Labor Day is stupid.

A national celebration of Big Labor. Big Labor slows down economic innovation. It holds people and companies back. In a modern society, big labor unions really have no place. Big Labor pollutes our politics. It’s central planning. Some have proposed a Creator’s Day. Big massive companies can do the same thing as unions. Think ATT and Comcast want to see a lot of innovation in broadband? Think again. Instead of calling today Labor Day, I’d call it Innovators Day.

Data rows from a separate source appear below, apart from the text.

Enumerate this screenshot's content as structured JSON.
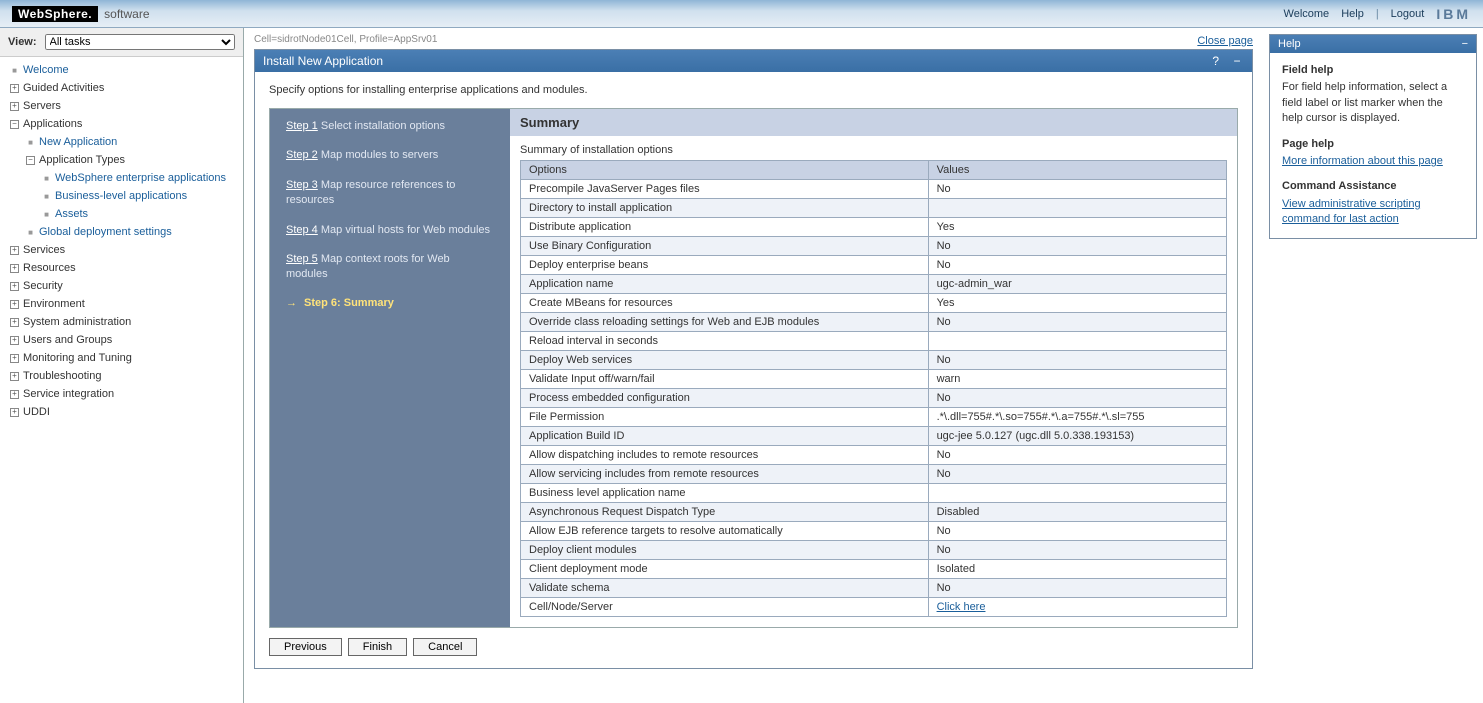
{
  "banner": {
    "logo_text": "WebSphere.",
    "logo_suffix": "software",
    "welcome": "Welcome",
    "help": "Help",
    "logout": "Logout",
    "ibm": "IBM"
  },
  "sidebar": {
    "view_label": "View:",
    "view_value": "All tasks",
    "items": {
      "welcome": "Welcome",
      "guided": "Guided Activities",
      "servers": "Servers",
      "applications": "Applications",
      "new_app": "New Application",
      "app_types": "Application Types",
      "ws_apps": "WebSphere enterprise applications",
      "biz_apps": "Business-level applications",
      "assets": "Assets",
      "global_deploy": "Global deployment settings",
      "services": "Services",
      "resources": "Resources",
      "security": "Security",
      "environment": "Environment",
      "sysadmin": "System administration",
      "users_groups": "Users and Groups",
      "monitoring": "Monitoring and Tuning",
      "troubleshooting": "Troubleshooting",
      "service_integration": "Service integration",
      "uddi": "UDDI"
    }
  },
  "main": {
    "breadcrumb": "Cell=sidrotNode01Cell, Profile=AppSrv01",
    "close_page": "Close page",
    "panel_title": "Install New Application",
    "description": "Specify options for installing enterprise applications and modules.",
    "steps": {
      "s1": {
        "label": "Step 1",
        "text": "Select installation options"
      },
      "s2": {
        "label": "Step 2",
        "text": "Map modules to servers"
      },
      "s3": {
        "label": "Step 3",
        "text": "Map resource references to resources"
      },
      "s4": {
        "label": "Step 4",
        "text": "Map virtual hosts for Web modules"
      },
      "s5": {
        "label": "Step 5",
        "text": "Map context roots for Web modules"
      },
      "s6": "Step 6: Summary"
    },
    "summary_title": "Summary",
    "summary_subtitle": "Summary of installation options",
    "table_headers": {
      "options": "Options",
      "values": "Values"
    },
    "rows": [
      {
        "opt": "Precompile JavaServer Pages files",
        "val": "No"
      },
      {
        "opt": "Directory to install application",
        "val": ""
      },
      {
        "opt": "Distribute application",
        "val": "Yes"
      },
      {
        "opt": "Use Binary Configuration",
        "val": "No"
      },
      {
        "opt": "Deploy enterprise beans",
        "val": "No"
      },
      {
        "opt": "Application name",
        "val": "ugc-admin_war"
      },
      {
        "opt": "Create MBeans for resources",
        "val": "Yes"
      },
      {
        "opt": "Override class reloading settings for Web and EJB modules",
        "val": "No"
      },
      {
        "opt": "Reload interval in seconds",
        "val": ""
      },
      {
        "opt": "Deploy Web services",
        "val": "No"
      },
      {
        "opt": "Validate Input off/warn/fail",
        "val": "warn"
      },
      {
        "opt": "Process embedded configuration",
        "val": "No"
      },
      {
        "opt": "File Permission",
        "val": ".*\\.dll=755#.*\\.so=755#.*\\.a=755#.*\\.sl=755"
      },
      {
        "opt": "Application Build ID",
        "val": "ugc-jee 5.0.127 (ugc.dll 5.0.338.193153)"
      },
      {
        "opt": "Allow dispatching includes to remote resources",
        "val": "No"
      },
      {
        "opt": "Allow servicing includes from remote resources",
        "val": "No"
      },
      {
        "opt": "Business level application name",
        "val": ""
      },
      {
        "opt": "Asynchronous Request Dispatch Type",
        "val": "Disabled"
      },
      {
        "opt": "Allow EJB reference targets to resolve automatically",
        "val": "No"
      },
      {
        "opt": "Deploy client modules",
        "val": "No"
      },
      {
        "opt": "Client deployment mode",
        "val": "Isolated"
      },
      {
        "opt": "Validate schema",
        "val": "No"
      },
      {
        "opt": "Cell/Node/Server",
        "val": "Click here",
        "link": true
      }
    ],
    "buttons": {
      "previous": "Previous",
      "finish": "Finish",
      "cancel": "Cancel"
    }
  },
  "help": {
    "title": "Help",
    "field_help_h": "Field help",
    "field_help_t": "For field help information, select a field label or list marker when the help cursor is displayed.",
    "page_help_h": "Page help",
    "page_help_link": "More information about this page",
    "cmd_assist_h": "Command Assistance",
    "cmd_assist_link": "View administrative scripting command for last action"
  }
}
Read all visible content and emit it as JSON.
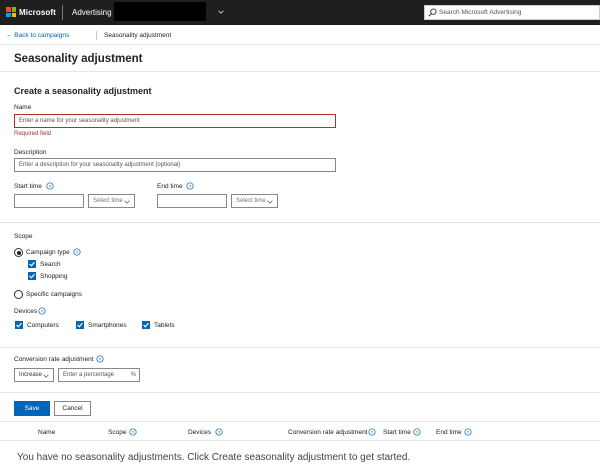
{
  "header": {
    "brand": "Microsoft",
    "product": "Advertising",
    "search_placeholder": "Search Microsoft Advertising"
  },
  "breadcrumb": {
    "back": "← Back to campaigns",
    "current": "Seasonality adjustment"
  },
  "page_title": "Seasonality adjustment",
  "form": {
    "section_title": "Create a seasonality adjustment",
    "name_label": "Name",
    "name_placeholder": "Enter a name for your seasonality adjustment",
    "name_error": "Required field",
    "description_label": "Description",
    "description_placeholder": "Enter a description for your seasonality adjustment (optional)",
    "start_time_label": "Start time",
    "end_time_label": "End time",
    "select_time": "Select time",
    "scope_label": "Scope",
    "campaign_type_label": "Campaign type",
    "campaign_types": [
      "Search",
      "Shopping"
    ],
    "specific_campaigns_label": "Specific campaigns",
    "devices_label": "Devices",
    "devices": [
      "Computers",
      "Smartphones",
      "Tablets"
    ],
    "cra_label": "Conversion rate adjustment",
    "cra_direction": "Increase",
    "cra_placeholder": "Enter a percentage",
    "percent_symbol": "%",
    "save_label": "Save",
    "cancel_label": "Cancel"
  },
  "table": {
    "columns": [
      "Name",
      "Scope",
      "Devices",
      "Conversion rate adjustment",
      "Start time",
      "End time"
    ],
    "empty_message": "You have no seasonality adjustments. Click Create seasonality adjustment to get started."
  },
  "colors": {
    "accent": "#0067b8",
    "error": "#b03030",
    "topbar": "#1f1f1f"
  }
}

Despite unions and corporations that lobby to regulate the crap out of us, America is the most innovative society on the planet. No organized society in human history has been as creative as America. Ever. The most disruptive industrial discoveries, science discoveries, and even, yes, even innovations in capital markets were all imagined and perfected in America.

But lately, our society doesn’t hold up the innovators. It tries to tear them down.

Innovators take risk. If they are successful, they are remunerated for taking that risk. They get rich. If you ask most of them, they didn’t do it for the money. The money was a byproduct of what they did. Most of the time, they tried to solve a problem. If they did it elegantly and executed the business properly, a large market rewarded them with big cash. What they do with that cash is their business, not ours.

All innovation isn’t necessarily groundbreaking. Home Depot ($HD) was innovative. But there were competitors like Home Depot that failed. Home Depot is just a big mom and pop hardware store. It exploited a niche market. The execution of the business on the scale they did it was groundbreaking and lead to similar innovation in other niche markets.

Some of the first big internet companies weren’t necessarily mind blowing intricate technical ideas. Amazon ($AMZN) started as a book store. Now it’s into everything. It just took the brick and mortar storefront and put it online. That’s not massive innovation, but it was certainly disruptive.

One could make a really long list of companies that were created through small steps in innovation. Those baby steps cause everyone to be really productive in some way and create huge value for all of us. We ought to be holding parades for innovators every year. Instead, forces try to crush them through emotions like envy.

There isn’t one industry that can’t be made better through creative thinking and innovation. Farming has been with us for thousands of years, yet small family farms are becoming truly innovative and changing the way we look at and produce food.

The downside for people that try and innovate is there is a large element of risk. People fail. They lose money. As a society, we need to create support networks to lift these people up. There is no crime in failure. Heck, I do it all the time. If you don’t try, you can’t fail. But not trying doesn’t get you anywhere. So try. Try a lot. Learn from failing.

Many corporate cultures fear innovation too. So they stifle it. Instead of trying something they fear failure and the repercussions from shareholders. Or lawyers. Big companies that have a dominant position in the market generally lobby and try to write rules and regulations so other competitors can’t come in and take their business. The new US Patent Law might help them do that.

There is a lot of talk today about “first principles” in America. Getting back to first principles. The first principle of America is that it wouldn’t have existed with out a bunch of risk takers coming here and innovating what a modern society should look like. We ought to be celebrating that today.